## DATASET EXTRACT
■ ■ ■ ■ ■
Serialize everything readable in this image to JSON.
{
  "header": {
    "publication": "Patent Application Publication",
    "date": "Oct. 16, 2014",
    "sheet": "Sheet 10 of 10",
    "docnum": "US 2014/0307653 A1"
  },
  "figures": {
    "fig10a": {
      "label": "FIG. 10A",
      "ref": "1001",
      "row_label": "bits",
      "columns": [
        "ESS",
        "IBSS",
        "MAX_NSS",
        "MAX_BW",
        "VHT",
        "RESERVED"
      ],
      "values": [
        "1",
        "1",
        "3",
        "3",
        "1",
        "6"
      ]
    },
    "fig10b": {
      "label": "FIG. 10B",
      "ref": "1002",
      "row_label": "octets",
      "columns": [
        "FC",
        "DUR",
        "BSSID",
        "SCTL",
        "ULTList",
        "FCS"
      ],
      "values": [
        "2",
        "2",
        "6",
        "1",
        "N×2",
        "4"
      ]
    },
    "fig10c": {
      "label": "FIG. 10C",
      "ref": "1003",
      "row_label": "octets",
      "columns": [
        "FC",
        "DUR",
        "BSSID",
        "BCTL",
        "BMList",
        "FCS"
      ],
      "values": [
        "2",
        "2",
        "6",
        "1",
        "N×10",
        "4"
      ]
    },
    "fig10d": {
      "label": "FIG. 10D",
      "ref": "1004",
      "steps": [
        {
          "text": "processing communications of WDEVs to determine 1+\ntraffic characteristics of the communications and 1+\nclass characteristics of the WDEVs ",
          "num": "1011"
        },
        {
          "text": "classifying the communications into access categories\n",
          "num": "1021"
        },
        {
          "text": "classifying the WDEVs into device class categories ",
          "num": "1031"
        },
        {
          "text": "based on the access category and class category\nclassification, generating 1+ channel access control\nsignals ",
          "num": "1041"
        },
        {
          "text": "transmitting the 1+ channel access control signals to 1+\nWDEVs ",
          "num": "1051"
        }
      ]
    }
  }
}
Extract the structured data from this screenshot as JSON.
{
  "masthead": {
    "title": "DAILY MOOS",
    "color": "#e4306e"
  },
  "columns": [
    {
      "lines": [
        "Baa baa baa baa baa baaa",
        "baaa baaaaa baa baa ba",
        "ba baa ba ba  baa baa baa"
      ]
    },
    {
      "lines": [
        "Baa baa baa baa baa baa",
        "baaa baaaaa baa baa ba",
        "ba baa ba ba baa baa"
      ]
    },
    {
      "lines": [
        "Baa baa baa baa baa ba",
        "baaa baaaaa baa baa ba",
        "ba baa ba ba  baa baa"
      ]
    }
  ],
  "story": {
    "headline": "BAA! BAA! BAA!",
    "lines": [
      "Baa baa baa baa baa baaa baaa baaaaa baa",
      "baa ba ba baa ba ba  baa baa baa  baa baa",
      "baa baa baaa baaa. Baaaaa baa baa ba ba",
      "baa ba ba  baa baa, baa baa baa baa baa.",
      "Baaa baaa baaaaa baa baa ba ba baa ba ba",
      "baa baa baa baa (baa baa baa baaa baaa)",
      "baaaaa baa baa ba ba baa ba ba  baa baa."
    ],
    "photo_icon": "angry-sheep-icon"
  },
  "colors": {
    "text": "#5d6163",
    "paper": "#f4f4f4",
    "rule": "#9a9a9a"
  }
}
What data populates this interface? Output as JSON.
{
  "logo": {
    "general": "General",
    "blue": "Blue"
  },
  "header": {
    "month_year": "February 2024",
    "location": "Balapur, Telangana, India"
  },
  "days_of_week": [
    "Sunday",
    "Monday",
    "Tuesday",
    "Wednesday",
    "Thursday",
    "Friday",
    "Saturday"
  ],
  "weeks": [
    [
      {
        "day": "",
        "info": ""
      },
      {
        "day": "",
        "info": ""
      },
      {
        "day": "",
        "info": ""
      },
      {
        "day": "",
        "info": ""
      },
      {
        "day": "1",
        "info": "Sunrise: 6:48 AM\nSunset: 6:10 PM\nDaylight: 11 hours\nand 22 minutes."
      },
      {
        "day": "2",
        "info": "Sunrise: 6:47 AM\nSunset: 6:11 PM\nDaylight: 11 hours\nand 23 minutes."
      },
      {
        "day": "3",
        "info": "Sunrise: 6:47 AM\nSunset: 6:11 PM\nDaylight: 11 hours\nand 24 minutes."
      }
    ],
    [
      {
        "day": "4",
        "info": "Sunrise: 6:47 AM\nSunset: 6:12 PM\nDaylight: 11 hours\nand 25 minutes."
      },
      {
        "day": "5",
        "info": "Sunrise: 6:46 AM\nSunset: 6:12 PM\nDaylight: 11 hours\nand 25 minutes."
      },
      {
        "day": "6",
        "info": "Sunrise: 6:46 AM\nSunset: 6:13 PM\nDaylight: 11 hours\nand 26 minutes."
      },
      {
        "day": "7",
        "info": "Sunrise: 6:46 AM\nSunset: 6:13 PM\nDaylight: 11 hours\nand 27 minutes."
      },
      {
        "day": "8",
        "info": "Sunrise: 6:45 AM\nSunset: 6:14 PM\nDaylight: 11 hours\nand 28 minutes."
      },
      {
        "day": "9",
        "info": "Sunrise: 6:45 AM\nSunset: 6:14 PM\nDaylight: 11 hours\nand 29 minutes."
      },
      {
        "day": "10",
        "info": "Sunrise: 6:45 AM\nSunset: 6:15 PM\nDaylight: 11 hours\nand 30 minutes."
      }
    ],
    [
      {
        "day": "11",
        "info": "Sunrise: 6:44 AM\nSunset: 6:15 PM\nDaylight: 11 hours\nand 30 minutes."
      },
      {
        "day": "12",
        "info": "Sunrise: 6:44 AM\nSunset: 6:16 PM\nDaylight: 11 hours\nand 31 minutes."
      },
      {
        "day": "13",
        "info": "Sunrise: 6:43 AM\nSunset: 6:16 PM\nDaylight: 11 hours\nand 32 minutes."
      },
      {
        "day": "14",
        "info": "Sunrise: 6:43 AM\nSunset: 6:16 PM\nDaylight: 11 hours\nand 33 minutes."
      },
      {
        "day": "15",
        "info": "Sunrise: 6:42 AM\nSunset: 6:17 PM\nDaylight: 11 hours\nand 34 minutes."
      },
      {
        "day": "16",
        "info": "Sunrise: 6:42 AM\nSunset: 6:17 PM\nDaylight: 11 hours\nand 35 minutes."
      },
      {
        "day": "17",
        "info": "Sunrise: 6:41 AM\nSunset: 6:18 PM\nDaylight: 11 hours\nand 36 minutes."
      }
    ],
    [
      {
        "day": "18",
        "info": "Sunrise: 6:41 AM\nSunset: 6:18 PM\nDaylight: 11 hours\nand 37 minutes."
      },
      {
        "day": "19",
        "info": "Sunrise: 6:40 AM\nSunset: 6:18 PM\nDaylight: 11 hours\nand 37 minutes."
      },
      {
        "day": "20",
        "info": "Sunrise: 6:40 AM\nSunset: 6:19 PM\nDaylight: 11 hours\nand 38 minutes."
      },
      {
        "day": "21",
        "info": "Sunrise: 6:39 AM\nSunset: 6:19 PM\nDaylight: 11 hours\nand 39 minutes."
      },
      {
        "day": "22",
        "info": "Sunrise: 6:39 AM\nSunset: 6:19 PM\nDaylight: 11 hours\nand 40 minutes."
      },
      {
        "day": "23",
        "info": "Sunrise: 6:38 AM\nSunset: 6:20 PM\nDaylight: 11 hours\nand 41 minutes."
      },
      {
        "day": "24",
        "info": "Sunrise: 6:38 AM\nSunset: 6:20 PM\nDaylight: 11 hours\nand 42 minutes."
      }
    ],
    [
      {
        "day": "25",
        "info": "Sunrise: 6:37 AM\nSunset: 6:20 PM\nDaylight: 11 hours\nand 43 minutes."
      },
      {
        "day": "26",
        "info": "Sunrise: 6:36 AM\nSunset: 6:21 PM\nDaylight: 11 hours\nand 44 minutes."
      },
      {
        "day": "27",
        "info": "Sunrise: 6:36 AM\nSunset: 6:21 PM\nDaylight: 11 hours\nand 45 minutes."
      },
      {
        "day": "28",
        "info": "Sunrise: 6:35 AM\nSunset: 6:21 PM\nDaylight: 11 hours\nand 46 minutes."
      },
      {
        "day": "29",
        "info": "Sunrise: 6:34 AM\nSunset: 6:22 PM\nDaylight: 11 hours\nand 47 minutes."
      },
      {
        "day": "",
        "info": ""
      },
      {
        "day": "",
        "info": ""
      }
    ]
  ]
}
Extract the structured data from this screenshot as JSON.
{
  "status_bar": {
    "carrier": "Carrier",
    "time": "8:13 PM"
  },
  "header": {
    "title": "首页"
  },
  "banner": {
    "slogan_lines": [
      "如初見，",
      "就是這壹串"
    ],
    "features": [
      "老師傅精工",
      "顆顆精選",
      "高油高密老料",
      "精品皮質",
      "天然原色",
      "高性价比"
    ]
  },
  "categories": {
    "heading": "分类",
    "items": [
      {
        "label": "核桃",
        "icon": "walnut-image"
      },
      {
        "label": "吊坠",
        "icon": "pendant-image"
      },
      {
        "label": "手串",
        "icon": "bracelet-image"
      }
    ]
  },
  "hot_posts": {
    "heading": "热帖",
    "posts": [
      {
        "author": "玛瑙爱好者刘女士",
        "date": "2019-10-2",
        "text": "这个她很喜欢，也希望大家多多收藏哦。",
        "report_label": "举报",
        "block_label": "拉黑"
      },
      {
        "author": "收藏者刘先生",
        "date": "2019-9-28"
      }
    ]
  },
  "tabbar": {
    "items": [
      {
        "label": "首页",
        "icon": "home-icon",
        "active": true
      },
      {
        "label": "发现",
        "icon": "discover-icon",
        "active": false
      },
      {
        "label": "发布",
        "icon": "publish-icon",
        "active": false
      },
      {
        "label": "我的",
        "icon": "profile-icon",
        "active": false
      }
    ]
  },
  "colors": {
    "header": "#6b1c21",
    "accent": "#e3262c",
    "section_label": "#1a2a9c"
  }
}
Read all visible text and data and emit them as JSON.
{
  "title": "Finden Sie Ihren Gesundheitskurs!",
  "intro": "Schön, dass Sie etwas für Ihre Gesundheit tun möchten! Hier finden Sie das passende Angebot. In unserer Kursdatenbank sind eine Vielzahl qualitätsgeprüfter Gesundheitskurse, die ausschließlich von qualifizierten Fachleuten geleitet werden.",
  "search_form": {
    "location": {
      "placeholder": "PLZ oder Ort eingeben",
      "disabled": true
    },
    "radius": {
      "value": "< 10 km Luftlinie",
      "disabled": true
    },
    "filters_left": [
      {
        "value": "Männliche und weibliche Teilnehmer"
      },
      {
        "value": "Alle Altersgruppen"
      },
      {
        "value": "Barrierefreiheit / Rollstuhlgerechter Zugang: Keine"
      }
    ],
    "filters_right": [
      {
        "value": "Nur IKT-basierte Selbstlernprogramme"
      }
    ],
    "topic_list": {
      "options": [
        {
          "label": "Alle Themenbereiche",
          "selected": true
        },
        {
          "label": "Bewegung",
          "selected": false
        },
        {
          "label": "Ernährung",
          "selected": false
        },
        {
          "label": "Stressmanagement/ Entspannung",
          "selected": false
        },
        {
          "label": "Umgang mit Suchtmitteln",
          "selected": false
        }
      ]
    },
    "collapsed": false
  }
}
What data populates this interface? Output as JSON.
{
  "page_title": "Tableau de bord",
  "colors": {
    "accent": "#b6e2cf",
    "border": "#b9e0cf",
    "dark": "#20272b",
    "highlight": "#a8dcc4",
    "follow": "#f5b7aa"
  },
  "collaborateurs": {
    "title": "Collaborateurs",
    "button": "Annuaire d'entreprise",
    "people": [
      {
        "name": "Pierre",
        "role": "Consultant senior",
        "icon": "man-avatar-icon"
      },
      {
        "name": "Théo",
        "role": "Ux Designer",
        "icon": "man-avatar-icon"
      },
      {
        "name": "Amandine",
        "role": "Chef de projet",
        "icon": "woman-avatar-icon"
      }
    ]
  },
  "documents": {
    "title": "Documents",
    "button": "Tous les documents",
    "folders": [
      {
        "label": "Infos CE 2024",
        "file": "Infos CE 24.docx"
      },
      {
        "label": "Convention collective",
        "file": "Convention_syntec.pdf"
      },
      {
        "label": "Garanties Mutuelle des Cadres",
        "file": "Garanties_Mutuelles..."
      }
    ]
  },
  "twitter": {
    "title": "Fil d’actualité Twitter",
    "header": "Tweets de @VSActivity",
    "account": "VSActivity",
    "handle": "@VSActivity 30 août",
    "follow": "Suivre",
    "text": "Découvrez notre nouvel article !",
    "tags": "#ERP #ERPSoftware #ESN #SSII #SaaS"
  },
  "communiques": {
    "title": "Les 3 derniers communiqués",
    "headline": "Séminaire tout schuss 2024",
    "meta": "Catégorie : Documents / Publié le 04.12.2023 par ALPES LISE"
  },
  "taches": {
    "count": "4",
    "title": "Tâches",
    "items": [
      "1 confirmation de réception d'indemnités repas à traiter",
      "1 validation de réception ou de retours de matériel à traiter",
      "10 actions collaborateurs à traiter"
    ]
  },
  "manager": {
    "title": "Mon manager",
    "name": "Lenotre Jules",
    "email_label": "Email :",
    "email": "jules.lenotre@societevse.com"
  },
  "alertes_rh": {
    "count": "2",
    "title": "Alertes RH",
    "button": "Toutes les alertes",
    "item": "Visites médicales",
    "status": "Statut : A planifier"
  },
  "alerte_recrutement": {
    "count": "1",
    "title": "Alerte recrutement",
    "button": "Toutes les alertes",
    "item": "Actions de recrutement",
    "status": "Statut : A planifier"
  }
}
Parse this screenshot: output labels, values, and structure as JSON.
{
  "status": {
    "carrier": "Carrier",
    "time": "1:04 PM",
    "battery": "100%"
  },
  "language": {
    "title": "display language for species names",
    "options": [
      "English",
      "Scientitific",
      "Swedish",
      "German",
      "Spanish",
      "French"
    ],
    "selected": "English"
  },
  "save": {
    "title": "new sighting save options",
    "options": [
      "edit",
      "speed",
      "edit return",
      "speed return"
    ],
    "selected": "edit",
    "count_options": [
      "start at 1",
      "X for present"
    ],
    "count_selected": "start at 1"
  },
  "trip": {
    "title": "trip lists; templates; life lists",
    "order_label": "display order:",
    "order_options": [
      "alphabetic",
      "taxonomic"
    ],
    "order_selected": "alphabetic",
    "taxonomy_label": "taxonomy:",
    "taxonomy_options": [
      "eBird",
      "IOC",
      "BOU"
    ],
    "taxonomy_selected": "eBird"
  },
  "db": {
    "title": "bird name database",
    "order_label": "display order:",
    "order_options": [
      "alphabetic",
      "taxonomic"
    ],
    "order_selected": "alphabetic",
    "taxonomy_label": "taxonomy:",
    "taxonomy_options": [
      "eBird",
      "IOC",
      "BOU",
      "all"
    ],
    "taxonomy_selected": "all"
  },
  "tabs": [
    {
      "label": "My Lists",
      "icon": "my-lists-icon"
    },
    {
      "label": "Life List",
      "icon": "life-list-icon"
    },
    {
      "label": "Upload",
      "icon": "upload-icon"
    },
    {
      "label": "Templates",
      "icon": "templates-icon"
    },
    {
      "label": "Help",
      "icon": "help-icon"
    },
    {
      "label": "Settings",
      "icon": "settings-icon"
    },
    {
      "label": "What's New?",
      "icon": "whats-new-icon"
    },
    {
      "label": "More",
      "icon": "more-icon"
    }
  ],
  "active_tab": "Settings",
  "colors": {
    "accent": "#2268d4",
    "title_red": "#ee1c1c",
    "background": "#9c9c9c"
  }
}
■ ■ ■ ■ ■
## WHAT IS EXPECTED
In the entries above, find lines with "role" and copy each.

## FINISHED EXERCISE
        "role": "Consultant senior",
        "role": "Ux Designer",
        "role": "Chef de projet",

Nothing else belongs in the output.